Finding a site in Teaneck where a new school could be built would be difficult, so school leaders began looking at existing facilities. The building chosen, a vacant, drab 40,000-square-foot factory, didn't appear too promising.

"All the people from the Teaneck side were scratching their heads over what they had gotten into," says Wente. "It was a big leap of faith for them."

But the architects were able to see beyond what was there and envision what it could be.

"The column spacing was good, the ceiling heights were generous," Wente says. "It gave us a lot of flexibility. We determined that not only would it fit, but that it would be a comfortable fit."

Although the facility was a former factory, it sat on the edge of a residential neighborhood that would welcome the school. "Instead of a drab concrete block, it is a vibrant, cheerful red building," says Wente. "It has made a huge impact on the neighborhood.

The charter school's 300 students made the move a couple of miles down the road in September 2009 to their new facility. Unlike their previous home, which had no windows in any of its classrooms, the new campus is suffused with light.

"Now there are operable windows in every classroom, and also in the corridors," says Wente. "There also is an atrium."

Kennedy, staff writer, can be reached at [email protected].

Related Stories

Performing a new function

They used to sell Cadillacs in the 55,000-square-foot facility on Albany Avenue in Hartford, Conn., but the former dealership had been sitting empty for several years.

The University of Hartford, seeking a suitable space to house its music and dance programs, and wanting to find a new use for a building at a highly visible city intersection, bought the facility in the early 2000s and decided to convert the facility into a performing-arts center.

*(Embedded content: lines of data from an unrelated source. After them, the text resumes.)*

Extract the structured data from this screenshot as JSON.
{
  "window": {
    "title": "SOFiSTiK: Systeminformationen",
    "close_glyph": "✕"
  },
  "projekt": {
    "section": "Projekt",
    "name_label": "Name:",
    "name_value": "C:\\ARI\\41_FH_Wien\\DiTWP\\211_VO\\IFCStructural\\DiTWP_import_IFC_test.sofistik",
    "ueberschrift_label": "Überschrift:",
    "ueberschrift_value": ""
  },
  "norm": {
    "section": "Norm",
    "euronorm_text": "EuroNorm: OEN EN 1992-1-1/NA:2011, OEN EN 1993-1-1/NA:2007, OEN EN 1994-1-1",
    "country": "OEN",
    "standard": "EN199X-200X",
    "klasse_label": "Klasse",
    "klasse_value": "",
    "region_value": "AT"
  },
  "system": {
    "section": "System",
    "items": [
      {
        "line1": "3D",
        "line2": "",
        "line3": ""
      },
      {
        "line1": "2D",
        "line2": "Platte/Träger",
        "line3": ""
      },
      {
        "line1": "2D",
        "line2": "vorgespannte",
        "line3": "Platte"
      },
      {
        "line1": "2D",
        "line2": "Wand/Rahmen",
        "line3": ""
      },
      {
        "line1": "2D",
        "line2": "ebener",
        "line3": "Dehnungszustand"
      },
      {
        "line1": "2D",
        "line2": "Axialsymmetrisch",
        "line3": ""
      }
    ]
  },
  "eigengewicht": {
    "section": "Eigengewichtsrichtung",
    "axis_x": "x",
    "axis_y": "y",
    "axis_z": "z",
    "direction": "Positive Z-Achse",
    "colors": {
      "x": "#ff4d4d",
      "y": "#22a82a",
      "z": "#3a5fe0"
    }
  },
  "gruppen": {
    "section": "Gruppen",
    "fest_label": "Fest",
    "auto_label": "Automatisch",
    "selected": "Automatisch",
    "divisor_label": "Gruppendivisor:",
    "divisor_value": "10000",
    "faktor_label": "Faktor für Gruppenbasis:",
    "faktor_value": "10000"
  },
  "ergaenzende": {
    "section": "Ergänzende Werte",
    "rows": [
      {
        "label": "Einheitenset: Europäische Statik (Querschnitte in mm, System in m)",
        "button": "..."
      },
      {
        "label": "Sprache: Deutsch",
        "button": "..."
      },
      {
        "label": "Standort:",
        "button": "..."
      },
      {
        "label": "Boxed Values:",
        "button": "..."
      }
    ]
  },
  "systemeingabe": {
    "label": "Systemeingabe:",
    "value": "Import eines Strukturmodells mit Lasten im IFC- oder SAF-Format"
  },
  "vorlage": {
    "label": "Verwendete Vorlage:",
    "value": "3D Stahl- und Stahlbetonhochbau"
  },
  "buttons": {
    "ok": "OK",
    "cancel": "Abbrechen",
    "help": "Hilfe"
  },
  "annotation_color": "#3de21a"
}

The renovation enabled the school to preserve a building designed in the 1920s by architect Albert Kahn, who was noted for his work on several major car manufacturing plants and other automobile-related buildings in Michigan. But the former dealership and repair shop was considered a "brownfield" that needed remediation of ground water and soil.

With a combination of federal, state and local funding, as well as donations from foundations and private individuals, the university was able to have the remediation completed. Construction on the facility began in 2007.

The $21 million Mort and Irma Handel Performing Arts Center opened in September 2008. The renovation preserves the brick facade of the building. Inside, the space has been overhauled to accommodate five dance studios, three vocal studios, two black-box theaters, faculty offices, a community room and a cafe.

Hide comments


  • Allowed HTML tags: <em> <strong> <blockquote> <br> <p>

Plain text

  • No HTML tags allowed.
  • Web page addresses and e-mail addresses turn into links automatically.
  • Lines and paragraphs break automatically.